Matthew 21:12-22 (ESV)

12 And Jesus entered the temple and drove out all who sold and bought in the temple, and he overturned the tables of the money-changers and the seats of those who sold pigeons. 13 He said to them, “It is written, ‘My house shall be called a house of prayer,’ but you make it a den of robbers.” 14 And the blind and the lame came to him in the temple, and he healed them. 15 But when the chief priests and the scribes saw the wonderful things that he did, and the children crying out in the temple, “Hosanna to the Son of David!” they were indignant, 16 and they said to him, “Do you hear what these are saying?” And Jesus said to them, “Yes; have you never read, “‘Out of the mouth of infants and nursing babies you have prepared praise’?” 17 And leaving them, he went out of the city to Bethany and lodged there. 18 In the morning, as he was returning to the city, he became hungry. 19 And seeing a fig tree by the wayside, he went to it and found nothing on it but only leaves. And he said to it, “May no fruit ever come from you again!” And the fig tree withered at once. 20 When the disciples saw it, they marveled, saying, “How did the fig tree wither at once?” 21 And Jesus answered them, “Truly, I say to you, if you have faith and do not doubt, you will not only do what has been done to the fig tree, but even if you say to this mountain, ‘Be taken up and thrown into the sea,’ it will happen. 22 And whatever you ask in prayer, you will receive, if you have faith.”

Jesus entered into the temple, which was supposed to be a place of prayer, and discovered people using both God’s house and God’s people for personal financial gain. In response, Jesus boldly drove out those who sought to make a profit there and overturned the tables of the money-changers. The money-changers were like people who exchange currency today. Because travelers came from all over to worship and make sacrifices to God, a variety of currencies were brought into the temple. The money-changers traded the coins the worshippers brought with them for coins that could be used to buy animals or pay the temple tax. But this all came with a substantial fee. No one was changing money for free. Verse 12 also states that Jesus overturned the seats of those who sold pigeons. There was nothing wrong with selling animals for sacrifice, as people who traveled far couldn’t bring their own birds with them. But Jesus was angry because the temple was not the place for the buying and selling of animals. These transactions should have taken place outside of God’s house. How could people seek the Lord in prayer with the clamor of buying and selling going on at the same time? In addition, Jesus said the “house of prayer had become a den of robbers.” Many who sold animals for sacrifice were overcharging the worshippers. This was never God’s design for his house or his people. Jesus let them know what he thought about their practices.

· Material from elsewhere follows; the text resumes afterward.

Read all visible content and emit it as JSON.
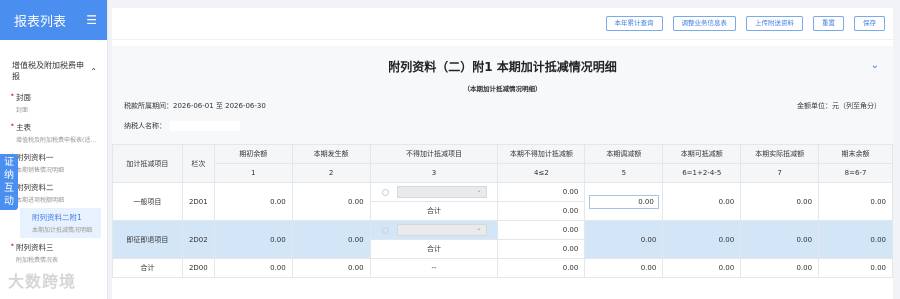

There have always been and will always continue to be people who seek to use God’s house and God’s people for personal financial gain. Although we don’t go to the temple to make sacrifices, we do go to church to worship, learn about, and serve the Lord. The church is not a place where people should peddle their wares, goods, and services. Of course, there’s absolutely nothing wrong with supporting one another’s businesses, but we must resist any desire to look at God’s people through the lens of potential monetary profit. Let’s keep our financial ventures outside of the church, and let’s be careful not to encourage or support those who even unknowingly use God’s people for profit. If you attend a church that keeps Christ and his word as its focus, thank God for that today. If you don’t, then find one as soon as you can!